The problem of free will has accompanied the human condition since ancient times but has been primarily the province of philosophy. The vast and rapid developments in neuroscience over the last few decades provide some interesting empirical data and potential insights into this problem. Tantalizing empirical data in neuroscience, some from our research at UCLA using electrical stimulation and recordings from the human brain, suggest that specific brain activity is present prior to not only action itself, but also prior to the will to act. Thus “free” will can be decoded and predicted from neural activity prior to volition experienced by the self. These new data pose challenges to the humanities and social sciences, philosophy, literature law, politics. Two central themes bear special scrutiny. One is the consideration of mind enhancement as compared to mind reading and mind control potentially afforded by scientific knowledge. The second is the issue of individual responsibility in the view of seemingly deterministic preconscious brain activity. In this project I propose to bring experts in these disciplines to an Atelier environment to produce interdisciplinary synthesis involving perspectives from the fields of neuroscience, philosophy, social sciences, psychology and literature, law and politics

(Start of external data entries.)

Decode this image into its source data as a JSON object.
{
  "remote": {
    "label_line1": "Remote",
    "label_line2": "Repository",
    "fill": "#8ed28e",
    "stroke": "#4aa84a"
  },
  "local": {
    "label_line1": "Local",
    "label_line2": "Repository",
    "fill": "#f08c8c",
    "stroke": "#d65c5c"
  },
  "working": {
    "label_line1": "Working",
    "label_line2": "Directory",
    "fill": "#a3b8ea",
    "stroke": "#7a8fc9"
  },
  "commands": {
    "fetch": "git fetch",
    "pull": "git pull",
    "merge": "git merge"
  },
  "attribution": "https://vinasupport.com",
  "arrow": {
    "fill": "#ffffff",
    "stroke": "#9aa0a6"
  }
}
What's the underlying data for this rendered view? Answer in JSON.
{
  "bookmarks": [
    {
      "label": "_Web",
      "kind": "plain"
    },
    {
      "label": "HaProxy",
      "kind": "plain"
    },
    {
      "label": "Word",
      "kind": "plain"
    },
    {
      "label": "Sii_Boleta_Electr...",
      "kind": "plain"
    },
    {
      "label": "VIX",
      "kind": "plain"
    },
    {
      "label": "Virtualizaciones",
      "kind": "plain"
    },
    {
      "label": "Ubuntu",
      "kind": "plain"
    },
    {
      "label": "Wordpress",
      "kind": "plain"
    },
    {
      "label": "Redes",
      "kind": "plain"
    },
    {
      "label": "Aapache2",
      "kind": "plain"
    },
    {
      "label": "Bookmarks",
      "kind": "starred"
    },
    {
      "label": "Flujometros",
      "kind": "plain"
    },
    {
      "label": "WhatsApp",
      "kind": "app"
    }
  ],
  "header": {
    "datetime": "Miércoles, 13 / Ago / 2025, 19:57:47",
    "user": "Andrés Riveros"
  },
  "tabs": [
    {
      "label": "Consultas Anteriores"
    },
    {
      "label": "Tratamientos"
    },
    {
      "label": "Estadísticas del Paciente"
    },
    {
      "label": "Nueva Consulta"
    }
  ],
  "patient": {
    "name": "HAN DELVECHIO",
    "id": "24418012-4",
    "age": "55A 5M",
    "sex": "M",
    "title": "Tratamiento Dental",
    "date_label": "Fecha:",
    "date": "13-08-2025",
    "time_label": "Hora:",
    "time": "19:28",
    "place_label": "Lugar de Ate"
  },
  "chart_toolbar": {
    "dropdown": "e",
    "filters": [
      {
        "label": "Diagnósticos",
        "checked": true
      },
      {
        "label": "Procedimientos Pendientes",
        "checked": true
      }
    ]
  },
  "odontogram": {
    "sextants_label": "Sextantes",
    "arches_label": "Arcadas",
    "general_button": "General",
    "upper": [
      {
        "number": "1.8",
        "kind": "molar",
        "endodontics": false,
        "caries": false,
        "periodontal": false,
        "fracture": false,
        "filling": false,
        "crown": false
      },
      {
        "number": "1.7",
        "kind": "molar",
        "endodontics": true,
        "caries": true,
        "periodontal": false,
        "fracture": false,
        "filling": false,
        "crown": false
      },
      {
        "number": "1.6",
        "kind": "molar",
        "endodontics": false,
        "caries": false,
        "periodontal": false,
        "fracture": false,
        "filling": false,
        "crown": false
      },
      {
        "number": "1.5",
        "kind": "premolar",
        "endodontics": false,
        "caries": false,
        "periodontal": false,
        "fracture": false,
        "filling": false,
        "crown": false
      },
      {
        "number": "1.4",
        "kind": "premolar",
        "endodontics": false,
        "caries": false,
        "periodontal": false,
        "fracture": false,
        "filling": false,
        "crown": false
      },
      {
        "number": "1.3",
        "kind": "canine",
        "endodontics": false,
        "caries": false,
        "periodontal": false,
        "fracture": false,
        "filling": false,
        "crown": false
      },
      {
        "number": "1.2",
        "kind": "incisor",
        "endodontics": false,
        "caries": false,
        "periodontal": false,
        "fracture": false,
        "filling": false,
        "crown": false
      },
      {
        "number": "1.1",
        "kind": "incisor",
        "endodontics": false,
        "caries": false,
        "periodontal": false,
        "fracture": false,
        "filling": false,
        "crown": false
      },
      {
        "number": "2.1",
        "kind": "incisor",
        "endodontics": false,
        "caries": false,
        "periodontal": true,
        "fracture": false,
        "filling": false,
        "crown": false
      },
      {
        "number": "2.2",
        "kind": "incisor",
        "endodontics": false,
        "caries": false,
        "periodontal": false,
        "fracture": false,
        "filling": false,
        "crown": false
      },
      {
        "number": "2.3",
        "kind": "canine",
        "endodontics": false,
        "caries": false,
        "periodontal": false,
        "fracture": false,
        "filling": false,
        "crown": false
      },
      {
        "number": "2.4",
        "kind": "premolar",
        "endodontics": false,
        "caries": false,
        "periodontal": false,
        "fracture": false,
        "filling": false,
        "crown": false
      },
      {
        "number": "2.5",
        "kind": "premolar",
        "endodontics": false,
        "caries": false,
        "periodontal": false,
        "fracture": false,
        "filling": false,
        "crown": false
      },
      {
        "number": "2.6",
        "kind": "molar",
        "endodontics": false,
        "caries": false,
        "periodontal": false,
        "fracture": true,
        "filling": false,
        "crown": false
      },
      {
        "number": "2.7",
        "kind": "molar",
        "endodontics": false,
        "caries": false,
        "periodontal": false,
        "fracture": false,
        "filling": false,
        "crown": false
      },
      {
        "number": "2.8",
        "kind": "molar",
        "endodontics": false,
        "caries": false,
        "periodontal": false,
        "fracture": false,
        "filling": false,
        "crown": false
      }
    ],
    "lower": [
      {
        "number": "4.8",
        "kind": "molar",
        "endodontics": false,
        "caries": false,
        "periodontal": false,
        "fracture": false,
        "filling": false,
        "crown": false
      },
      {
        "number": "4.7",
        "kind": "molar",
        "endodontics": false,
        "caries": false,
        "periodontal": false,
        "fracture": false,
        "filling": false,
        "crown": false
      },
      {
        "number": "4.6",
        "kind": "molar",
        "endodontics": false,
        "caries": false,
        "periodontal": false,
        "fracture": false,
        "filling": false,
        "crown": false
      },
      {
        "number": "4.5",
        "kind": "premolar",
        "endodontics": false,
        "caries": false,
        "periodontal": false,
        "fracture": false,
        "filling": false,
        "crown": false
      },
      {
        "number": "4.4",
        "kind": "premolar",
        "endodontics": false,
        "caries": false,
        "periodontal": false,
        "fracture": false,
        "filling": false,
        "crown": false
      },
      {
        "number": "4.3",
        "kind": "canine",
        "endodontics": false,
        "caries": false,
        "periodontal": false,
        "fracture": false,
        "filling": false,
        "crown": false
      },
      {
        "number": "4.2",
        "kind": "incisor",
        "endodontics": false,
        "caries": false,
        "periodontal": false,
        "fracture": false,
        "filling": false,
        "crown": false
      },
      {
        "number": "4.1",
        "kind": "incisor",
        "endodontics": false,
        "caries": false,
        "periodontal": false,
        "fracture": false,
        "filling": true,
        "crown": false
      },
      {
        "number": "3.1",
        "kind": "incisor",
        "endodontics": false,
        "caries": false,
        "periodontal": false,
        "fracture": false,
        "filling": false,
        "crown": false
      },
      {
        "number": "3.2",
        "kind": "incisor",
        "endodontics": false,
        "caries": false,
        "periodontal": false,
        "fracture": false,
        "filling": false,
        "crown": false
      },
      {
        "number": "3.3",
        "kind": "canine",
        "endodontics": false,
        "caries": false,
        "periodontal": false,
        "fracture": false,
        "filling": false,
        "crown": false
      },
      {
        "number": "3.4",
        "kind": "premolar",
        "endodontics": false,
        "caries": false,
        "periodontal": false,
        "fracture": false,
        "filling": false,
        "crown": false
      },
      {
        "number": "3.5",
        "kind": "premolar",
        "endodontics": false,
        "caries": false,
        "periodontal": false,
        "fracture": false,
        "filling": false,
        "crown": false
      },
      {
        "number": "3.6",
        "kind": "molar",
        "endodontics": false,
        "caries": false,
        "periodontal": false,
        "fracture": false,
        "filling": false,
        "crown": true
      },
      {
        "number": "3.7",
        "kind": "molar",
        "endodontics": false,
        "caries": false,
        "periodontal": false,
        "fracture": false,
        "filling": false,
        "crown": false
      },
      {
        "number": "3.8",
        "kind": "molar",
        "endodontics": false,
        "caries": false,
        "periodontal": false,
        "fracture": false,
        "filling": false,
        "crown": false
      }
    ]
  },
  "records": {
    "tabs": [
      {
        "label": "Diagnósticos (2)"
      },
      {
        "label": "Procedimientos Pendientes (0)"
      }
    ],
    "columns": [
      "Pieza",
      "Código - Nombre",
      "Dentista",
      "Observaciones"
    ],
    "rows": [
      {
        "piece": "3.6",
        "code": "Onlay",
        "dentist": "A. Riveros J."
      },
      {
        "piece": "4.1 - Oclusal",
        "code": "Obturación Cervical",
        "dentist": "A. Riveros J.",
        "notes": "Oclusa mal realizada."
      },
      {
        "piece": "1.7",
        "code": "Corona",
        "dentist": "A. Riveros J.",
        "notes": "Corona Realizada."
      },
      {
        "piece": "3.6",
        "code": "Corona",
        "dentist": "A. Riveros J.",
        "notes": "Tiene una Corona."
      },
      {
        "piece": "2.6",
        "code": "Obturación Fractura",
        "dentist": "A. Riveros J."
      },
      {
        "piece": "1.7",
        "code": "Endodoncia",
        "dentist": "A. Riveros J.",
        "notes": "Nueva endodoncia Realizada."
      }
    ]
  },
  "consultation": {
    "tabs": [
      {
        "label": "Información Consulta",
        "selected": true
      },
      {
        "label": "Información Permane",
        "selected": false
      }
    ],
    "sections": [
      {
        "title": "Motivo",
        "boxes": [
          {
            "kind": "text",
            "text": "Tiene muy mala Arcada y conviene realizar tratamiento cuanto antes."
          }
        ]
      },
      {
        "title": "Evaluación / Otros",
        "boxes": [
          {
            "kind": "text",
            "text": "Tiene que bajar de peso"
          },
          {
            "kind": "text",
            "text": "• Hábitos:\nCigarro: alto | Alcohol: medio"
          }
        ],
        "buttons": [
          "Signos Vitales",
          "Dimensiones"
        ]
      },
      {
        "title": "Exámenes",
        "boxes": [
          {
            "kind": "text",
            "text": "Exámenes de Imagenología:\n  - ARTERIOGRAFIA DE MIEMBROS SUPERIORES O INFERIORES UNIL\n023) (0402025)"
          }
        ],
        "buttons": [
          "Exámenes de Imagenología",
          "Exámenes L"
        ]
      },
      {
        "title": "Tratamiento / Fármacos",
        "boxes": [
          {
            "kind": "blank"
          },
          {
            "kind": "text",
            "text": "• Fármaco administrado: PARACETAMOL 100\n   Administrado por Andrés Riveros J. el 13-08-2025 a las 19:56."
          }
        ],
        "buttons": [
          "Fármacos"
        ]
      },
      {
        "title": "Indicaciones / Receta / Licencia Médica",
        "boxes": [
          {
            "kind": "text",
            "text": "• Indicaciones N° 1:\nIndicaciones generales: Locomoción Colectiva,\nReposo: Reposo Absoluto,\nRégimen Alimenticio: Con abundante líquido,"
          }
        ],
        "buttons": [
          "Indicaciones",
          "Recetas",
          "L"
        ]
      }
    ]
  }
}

Dr. Fried is Professor of Neurosurgery and Psychiatry & Biobehavioral Sciences at UCLA. He is Director of the Adult Epilepsy Surgery Program there, and is also Co-Director of the Seizure Disorder Center. Concurrently, he is a Professor of Neurosurgery at Tel-Aviv University in Israel. After obtaining a degree in physics at Tel-Aviv University, Dr. Fried completed his Ph.D. at UCLA, and went on to a medical degree at Stanford and neurosurgery training, specializing in epilepsy surgery, at Yale University. He heads the Cognitive Neurophysiology Laboratory, which is centered on the opportunities to study the human brain afforded by the epilepsy surgery program at UCLA. A small number of these patients have depth electrodes inserted in order to evaluate their seizures for subsequent surgery. It is this opportunity that is used to record the responses of single neurons while the patient performs cognitive tasks. Some aspects of brain function that he and his collaborators have studied, particularly in the medial temporal lobe, are visual perception, memory, navigation, imagery, and motor function.